Housebuilders need to create communities rather than just developments by studying how to add social value
There is no doubt that delivering large housing developments will have an impact on a local environment and its community. Housebuilders need to ensure that they are creating socially useful developments that contribute to local economies and help transform our UK landscape for the better now and over the long term.
However here lies the issue we face with housebuilding in the UK. Most housebuilders will not have a long-term investment model for their developments. They will look to build, sell and then move on. There is therefore little motivation to think long term as ultimately they will not be reaping the benefits as they will have already sold out. This is not a criticism, but a fact.
Housebuilders need to look at how their developments can support the local economy and community around an asset over the long term
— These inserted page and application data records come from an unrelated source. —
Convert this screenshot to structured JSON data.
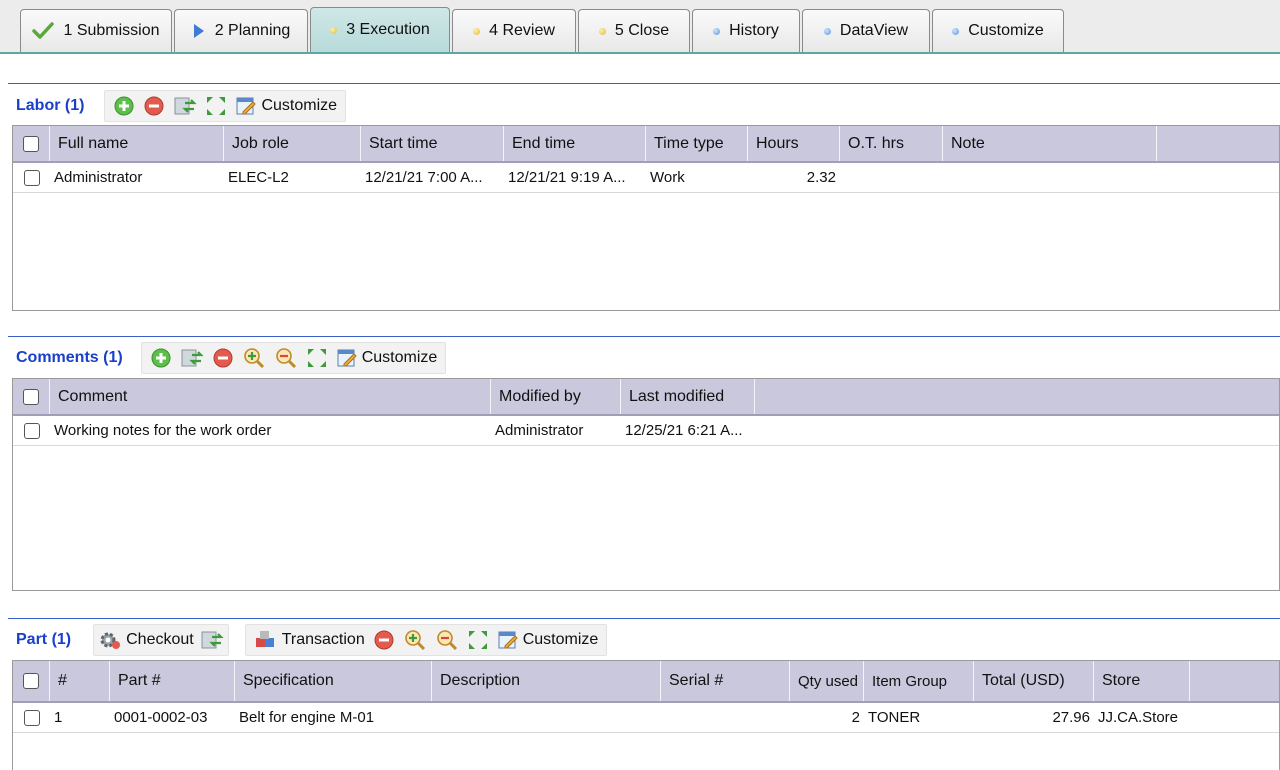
{
  "tabs": [
    {
      "label": "1 Submission",
      "icon": "check-icon"
    },
    {
      "label": "2 Planning",
      "icon": "play-arrow-icon"
    },
    {
      "label": "3 Execution",
      "icon": "yellow-dot-icon",
      "active": true
    },
    {
      "label": "4 Review",
      "icon": "yellow-dot-icon"
    },
    {
      "label": "5 Close",
      "icon": "yellow-dot-icon"
    },
    {
      "label": "History",
      "icon": "blue-dot-icon"
    },
    {
      "label": "DataView",
      "icon": "blue-dot-icon"
    },
    {
      "label": "Customize",
      "icon": "blue-dot-icon"
    }
  ],
  "labor": {
    "title": "Labor (1)",
    "customize_label": "Customize",
    "columns": [
      "Full name",
      "Job role",
      "Start time",
      "End time",
      "Time type",
      "Hours",
      "O.T. hrs",
      "Note"
    ],
    "rows": [
      {
        "full_name": "Administrator",
        "job_role": "ELEC-L2",
        "start": "12/21/21 7:00 A...",
        "end": "12/21/21 9:19 A...",
        "time_type": "Work",
        "hours": "2.32",
        "ot": "",
        "note": ""
      }
    ]
  },
  "comments": {
    "title": "Comments (1)",
    "customize_label": "Customize",
    "columns": [
      "Comment",
      "Modified by",
      "Last modified"
    ],
    "rows": [
      {
        "comment": "Working notes for the work order",
        "modified_by": "Administrator",
        "last_modified": "12/25/21 6:21 A..."
      }
    ]
  },
  "part": {
    "title": "Part (1)",
    "checkout_label": "Checkout",
    "transaction_label": "Transaction",
    "customize_label": "Customize",
    "columns": [
      "#",
      "Part #",
      "Specification",
      "Description",
      "Serial #",
      "Qty used",
      "Item Group",
      "Total (USD)",
      "Store"
    ],
    "rows": [
      {
        "num": "1",
        "part_no": "0001-0002-03",
        "spec": "Belt for engine M-01",
        "desc": "",
        "serial": "",
        "qty": "2",
        "group": "TONER",
        "total": "27.96",
        "store": "JJ.CA.Store"
      }
    ]
  },
  "colors": {
    "accent_title": "#1a3fc9",
    "header_bg": "#c9c8dc",
    "active_tab": "#b7dbd9"
  }
}
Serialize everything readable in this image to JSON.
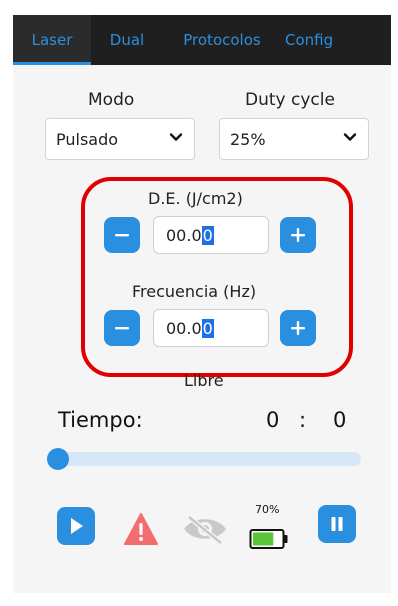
{
  "tabs": [
    {
      "label": "Laser",
      "active": true
    },
    {
      "label": "Dual"
    },
    {
      "label": "Protocolos"
    },
    {
      "label": "Config"
    }
  ],
  "modo": {
    "label": "Modo",
    "value": "Pulsado"
  },
  "duty": {
    "label": "Duty cycle",
    "value": "25%"
  },
  "de": {
    "label": "D.E. (J/cm2)",
    "value_prefix": "00.0",
    "value_selected": "0"
  },
  "frecuencia": {
    "label": "Frecuencia (Hz)",
    "value_prefix": "00.0",
    "value_selected": "0"
  },
  "mode_status": "Libre",
  "tiempo": {
    "label": "Tiempo:",
    "minutes": "0",
    "separator": ":",
    "seconds": "0"
  },
  "slider": {
    "value": 0
  },
  "battery": {
    "percent_label": "70%",
    "level": 0.7
  },
  "colors": {
    "accent": "#2b8fe0",
    "highlight": "#e00000",
    "warning": "#f26d6d",
    "battery": "#5ac43b"
  },
  "icons": [
    "play-icon",
    "warning-icon",
    "eye-slash-icon",
    "battery-icon",
    "pause-icon",
    "chevron-down-icon",
    "minus-icon",
    "plus-icon"
  ]
}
Housebuilders need to look at how their developments can support the local economy and community around an asset over the long term. This might mean looking at whether we are bringing the right amenities back into an area and ensuring we are creating vibrant and healthy communities where people will want to live. It can also be about how much green space you add, how many school visits you make or how we might be able to help the locally disadvantaged.
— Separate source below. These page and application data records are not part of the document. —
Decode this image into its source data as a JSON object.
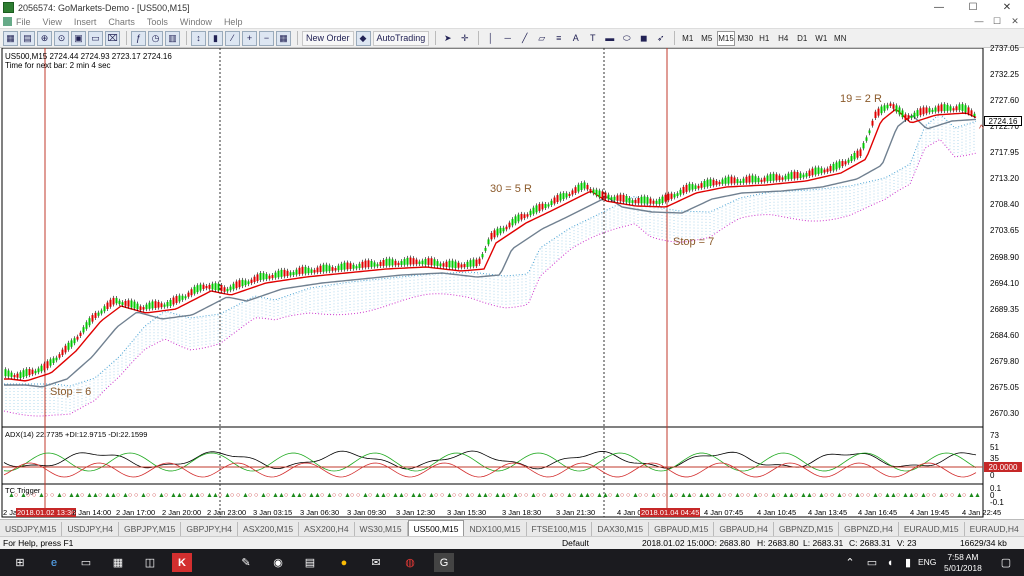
{
  "window": {
    "title": "2056574: GoMarkets-Demo - [US500,M15]",
    "buttons": [
      "—",
      "☐",
      "✕"
    ]
  },
  "menu": [
    "File",
    "View",
    "Insert",
    "Charts",
    "Tools",
    "Window",
    "Help"
  ],
  "toolbar": {
    "new_order_label": "New Order",
    "autotrading_label": "AutoTrading",
    "timeframes": [
      "M1",
      "M5",
      "M15",
      "M30",
      "H1",
      "H4",
      "D1",
      "W1",
      "MN"
    ],
    "active_timeframe": "M15"
  },
  "chart": {
    "symbol_line": "US500,M15  2724.44 2724.93 2723.17 2724.16",
    "timer_line": "Time for next bar: 2 min 4 sec",
    "current_price": "2724.16",
    "price_labels": [
      "2737.05",
      "2732.25",
      "2727.60",
      "2722.70",
      "2717.95",
      "2713.20",
      "2708.40",
      "2703.65",
      "2698.90",
      "2694.10",
      "2689.35",
      "2684.60",
      "2679.80",
      "2675.05",
      "2670.30"
    ],
    "indicator_label": "ADX(14) 22.7735 +DI:12.9715 -DI:22.1599",
    "indicator_levels": [
      "73",
      "51",
      "35",
      "20",
      "0"
    ],
    "indicator_level_highlight": "20.0000",
    "tc_label": "TC Trigger",
    "tc_levels": [
      "0.1",
      "0",
      "-0.1"
    ],
    "date_labels": [
      "2 Jan 2018",
      "2 Jan 14:00",
      "2 Jan 17:00",
      "2 Jan 20:00",
      "2 Jan 23:00",
      "3 Jan 03:15",
      "3 Jan 06:30",
      "3 Jan 09:30",
      "3 Jan 12:30",
      "3 Jan 15:30",
      "3 Jan 18:30",
      "3 Jan 21:30",
      "4 Jan 0",
      "4 Jan 07:45",
      "4 Jan 10:45",
      "4 Jan 13:45",
      "4 Jan 16:45",
      "4 Jan 19:45",
      "4 Jan 22:45"
    ],
    "highlight_dates": [
      "2018.01.02 13:30",
      "2018.01.04 04:45"
    ],
    "annotations": {
      "stop6": "Stop = 6",
      "r5": "30 = 5 R",
      "stop7": "Stop = 7",
      "r2": "19 = 2 R"
    },
    "colors": {
      "candle_up": "#00c800",
      "candle_down": "#e00000",
      "ema_fast": "#e00000",
      "ema_slow": "#708090",
      "cloud": "#4aa3d4",
      "cloud_lower": "#cc33cc",
      "vline_red": "#c0392b"
    }
  },
  "tabs": [
    "USDJPY,M15",
    "USDJPY,H4",
    "GBPJPY,M15",
    "GBPJPY,H4",
    "ASX200,M15",
    "ASX200,H4",
    "WS30,M15",
    "US500,M15",
    "NDX100,M15",
    "FTSE100,M15",
    "DAX30,M15",
    "GBPAUD,M15",
    "GBPAUD,H4",
    "GBPNZD,M15",
    "GBPNZD,H4",
    "EURAUD,M15",
    "EURAUD,H4",
    "EUR"
  ],
  "active_tab": "US500,M15",
  "status": {
    "help": "For Help, press F1",
    "profile": "Default",
    "datetime": "2018.01.02 15:00",
    "open": "O: 2683.80",
    "high": "H: 2683.80",
    "low": "L: 2683.31",
    "close": "C: 2683.31",
    "volume": "V: 23",
    "traffic": "16629/34 kb"
  },
  "taskbar": {
    "lang": "ENG",
    "time": "7:58 AM",
    "date": "5/01/2018"
  }
}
We have started to look at how much social value we can create at Buckler’s Park in Crowthorne, our new 250-acre housing community in Berkshire by looking at three main areas:
- Utilising a social value tool kit - so we can monitor and communicate how much value we have created to the benefit of the local community.
- Procurement - included a weighting on social capital creation on our tendering.
- Empowering local community - creation of the UK’s first Social Value Charter. This is a long-term, up-front, public commitment by a development investor to deliver positive community impact to the future population in a specific named place. It is measured in a total social value number in pounds and by specifying the assets being created for the community’s benefit. This is on top of what development investors have to do through section 106 and planning obligations and is a voluntary commitment.
These areas highlight the importance of working with the local authority and stakeholders starting a dialogue from the outset on how our investments could benefit local people. They should then feel empowered to think about what they could gain from our development activity.
By embedding social value into your business you can help regenerate derelict urban areas to improve a community, bring more jobs to the local area, maximise land density and increase economic productivity. This means that the houses we build will be more valuable as an area improves. This is why it is commercially valuable for all housebuilders to think about the impact of their investment, even if they do adopt a shorter-term approach.
We need to adopt a different mind-set. This is much more than just building houses; it is about creating first-class communities that are long-lasting and transformative.
James Lidgate is chief executive at Legal & General Homes